Records supplied:
┌──

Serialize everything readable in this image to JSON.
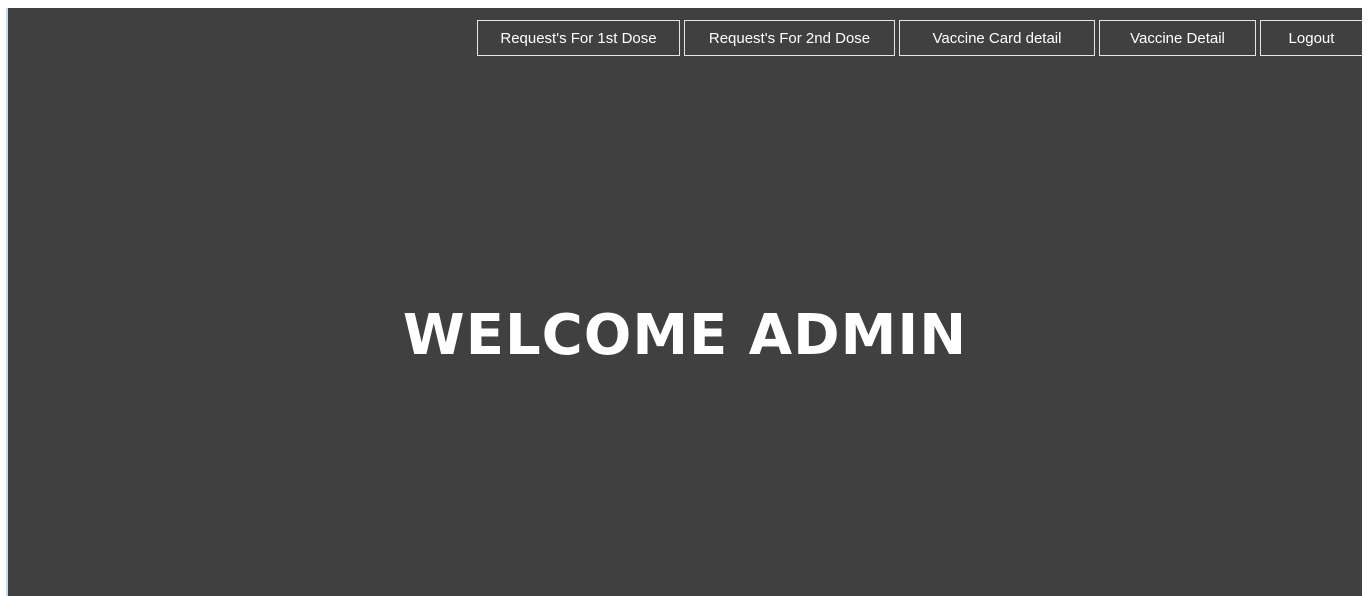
{
  "nav": {
    "items": [
      {
        "label": "Request's For 1st Dose"
      },
      {
        "label": "Request's For 2nd Dose"
      },
      {
        "label": "Vaccine Card detail"
      },
      {
        "label": "Vaccine Detail"
      },
      {
        "label": "Logout"
      }
    ]
  },
  "main": {
    "heading": "WELCOME ADMIN"
  },
  "colors": {
    "background": "#404040",
    "text": "#ffffff",
    "button_border": "#e6e6e6"
  }
}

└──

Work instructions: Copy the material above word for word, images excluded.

Problem solution:
Serialize everything readable in this image to JSON.
{
  "nav": {
    "items": [
      {
        "label": "Request's For 1st Dose"
      },
      {
        "label": "Request's For 2nd Dose"
      },
      {
        "label": "Vaccine Card detail"
      },
      {
        "label": "Vaccine Detail"
      },
      {
        "label": "Logout"
      }
    ]
  },
  "main": {
    "heading": "WELCOME ADMIN"
  },
  "colors": {
    "background": "#404040",
    "text": "#ffffff",
    "button_border": "#e6e6e6"
  }
}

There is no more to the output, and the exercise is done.